When I want to impress people, I tell them to google “awesome” and they will find me.
Actually, they have to google “alternatives to awesome” or “other ways to say awesome” to find me quickly. Still, it’s close.
Almost every day my top post is 55+ ways to say awesome. Every month, the top phrase searched to find my site includes the word “awesome.”
When I wrote that post, which I’ve updated a few times with longer lists, my intention was not to rank high on “awesome.” No, my lofty objective was to discourage its overuse among people ranging from air heads who can’t think of a more original word to middle-aged people who delude themselves into thinking it makes them sound younger.
Let me stress, “awesome” alternative seekers, that I am not judging. I too have word weaknesses. Often I lose words, usually nouns, which an expert on Oprah said was a fleeting perimenopausal symptom. Plus, I am convinced that wearing my Converse sneakers wipes years off my age.
I am encouraged that people are searching for alternatives to “awesome,” though I hear it just as often and have seen no studies to confirm elevated levels of articulate discourse.
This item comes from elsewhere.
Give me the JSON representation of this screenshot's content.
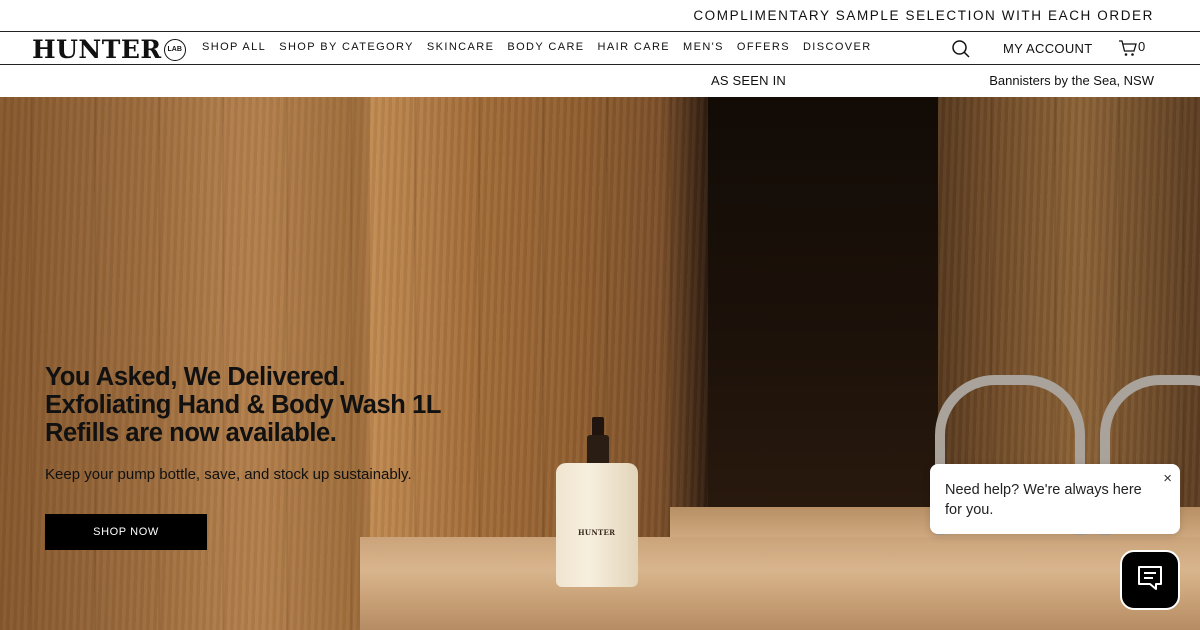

While I am pleased more people are finding my site, they are not becoming my clients. Too few are buying Write Like You Talk–Only Better. I don’t know if it’s possible to “convert” them, as the SEO guys blithefully advise.
“Me, me, me”
Though far more modest, my success with “write like you talk” has been intentional. I rank high because I’ve used it in as many posts, blog comments, guest submissions, Twitter and other social media as much as I can, without sounding like a three-year-old who missed her nap screaming “Me, me, me.”
Of course, with long-tail keywords like this, I have to brain wash people into actually searching for “write like you talk.” Any tips, guys, for mass keyword hypnotics?
The same goes for my name, Barb Sawyers, which also ranks me high simply because of the unusual extra “s” spelling. Recently, I discovered a Barbara Sawyers on Twitter, who describes herself as an Arab princess who wears designer fashions to clubs in New Jersey. For a vicarious thrill, I am following her.
I keep reading advice to jam keywords into every title and first paragraph. But that would piss off my readers and get on Google’s nerves.
I am a white table cloth writer, as opposed to those McWriters who crank out keyword-crammed posts for content farms. I may not be too proud to admit temporary noun or footware deficiencies, but I am certainly above this kind of fast and cheap but low-nutrient, unappealing algorithmic food.
To show you how ridiculous keyword-inspired titles can be, let me share with you the most recent title suggestions I have received from Ezinearticles.com, based on the keywords people have used to find the articles I post there:
Tips For Using Alliteration in Prose
Silly, eh? I can’t imagine filling an entire article. “Using words that start with the same letter helps readers remember,” just about sums it up.
How the Way We Speak Reflects the Way We Write
Why, when “write like you talk,” which I am busy plugging, is so much snappier?
Poetry – Emotions in Writing
I would never dream of advising gourmet poets, though emotions in writing are what I would expect to hear from teen girls, romance novelists and other literary wannabes.
The keyword challenge
In addition to my vulnerability in nouns and fashion, let me confess that I don’t entirely get all the fuss about keywords. I used to eat the crusts on my toast because my dad kept saying they would turn my hair curly. But I am not a child any more, so I’m not going to fall for every oft-repeated mantra.
I really can’t quite figure out how these keywords are going to sell my book or fuel my writing business. Though I am tickled pink that you can google “awesome” and find me.
Care to share, you self-styled SEO experts who keep spamming my site or anyone who has actually figured this out?
Thanks, Joudry288, for the awesome photo.